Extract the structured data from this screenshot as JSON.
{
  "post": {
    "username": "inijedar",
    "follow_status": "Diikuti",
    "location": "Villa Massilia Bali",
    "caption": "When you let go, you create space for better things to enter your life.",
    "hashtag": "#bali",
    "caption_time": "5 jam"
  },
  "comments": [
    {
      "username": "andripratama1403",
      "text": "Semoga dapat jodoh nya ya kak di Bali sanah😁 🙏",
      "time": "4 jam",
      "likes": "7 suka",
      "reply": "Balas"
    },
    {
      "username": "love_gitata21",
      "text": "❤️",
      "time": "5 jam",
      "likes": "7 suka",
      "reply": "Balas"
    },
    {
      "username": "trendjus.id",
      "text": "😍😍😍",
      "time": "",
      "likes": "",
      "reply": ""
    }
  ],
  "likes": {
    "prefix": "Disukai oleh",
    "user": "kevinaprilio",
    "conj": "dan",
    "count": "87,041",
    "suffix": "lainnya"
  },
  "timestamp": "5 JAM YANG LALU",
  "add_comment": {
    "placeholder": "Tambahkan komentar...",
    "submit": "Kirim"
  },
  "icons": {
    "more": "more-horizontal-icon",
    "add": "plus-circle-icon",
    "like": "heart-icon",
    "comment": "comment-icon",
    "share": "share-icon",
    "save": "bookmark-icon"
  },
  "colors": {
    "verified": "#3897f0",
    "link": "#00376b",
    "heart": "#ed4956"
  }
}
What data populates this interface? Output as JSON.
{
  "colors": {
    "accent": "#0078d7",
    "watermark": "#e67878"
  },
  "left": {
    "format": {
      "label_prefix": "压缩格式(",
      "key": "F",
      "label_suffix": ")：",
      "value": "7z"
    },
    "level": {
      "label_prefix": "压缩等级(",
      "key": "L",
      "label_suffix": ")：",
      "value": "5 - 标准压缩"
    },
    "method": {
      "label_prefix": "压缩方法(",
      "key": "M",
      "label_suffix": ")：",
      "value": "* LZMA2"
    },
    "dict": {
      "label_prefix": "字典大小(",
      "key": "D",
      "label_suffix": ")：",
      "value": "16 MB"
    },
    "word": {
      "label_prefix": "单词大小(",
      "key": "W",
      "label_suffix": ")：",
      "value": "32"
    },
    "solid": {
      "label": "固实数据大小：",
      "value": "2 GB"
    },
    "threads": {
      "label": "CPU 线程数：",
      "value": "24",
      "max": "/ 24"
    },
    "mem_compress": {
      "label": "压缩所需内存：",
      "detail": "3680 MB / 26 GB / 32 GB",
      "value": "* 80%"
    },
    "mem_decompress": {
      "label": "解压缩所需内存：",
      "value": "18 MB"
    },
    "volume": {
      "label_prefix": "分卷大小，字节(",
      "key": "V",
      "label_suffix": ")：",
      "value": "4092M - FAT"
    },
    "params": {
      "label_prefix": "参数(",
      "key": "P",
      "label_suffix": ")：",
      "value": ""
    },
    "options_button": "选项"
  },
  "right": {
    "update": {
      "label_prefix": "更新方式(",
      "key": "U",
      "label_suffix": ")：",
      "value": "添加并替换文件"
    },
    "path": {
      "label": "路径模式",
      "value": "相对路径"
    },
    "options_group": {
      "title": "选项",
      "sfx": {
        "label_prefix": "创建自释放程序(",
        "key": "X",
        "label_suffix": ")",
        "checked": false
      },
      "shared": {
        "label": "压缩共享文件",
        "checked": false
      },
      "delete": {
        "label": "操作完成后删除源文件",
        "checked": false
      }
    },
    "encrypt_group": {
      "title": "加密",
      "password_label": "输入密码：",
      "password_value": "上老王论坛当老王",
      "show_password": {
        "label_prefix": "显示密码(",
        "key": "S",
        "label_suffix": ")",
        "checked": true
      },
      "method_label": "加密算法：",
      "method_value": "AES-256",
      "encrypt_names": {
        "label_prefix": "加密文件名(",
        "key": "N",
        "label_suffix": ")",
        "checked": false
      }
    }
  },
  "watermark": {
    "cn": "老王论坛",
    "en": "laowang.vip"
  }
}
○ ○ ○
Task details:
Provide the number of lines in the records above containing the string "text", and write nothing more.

Reply to the task:
3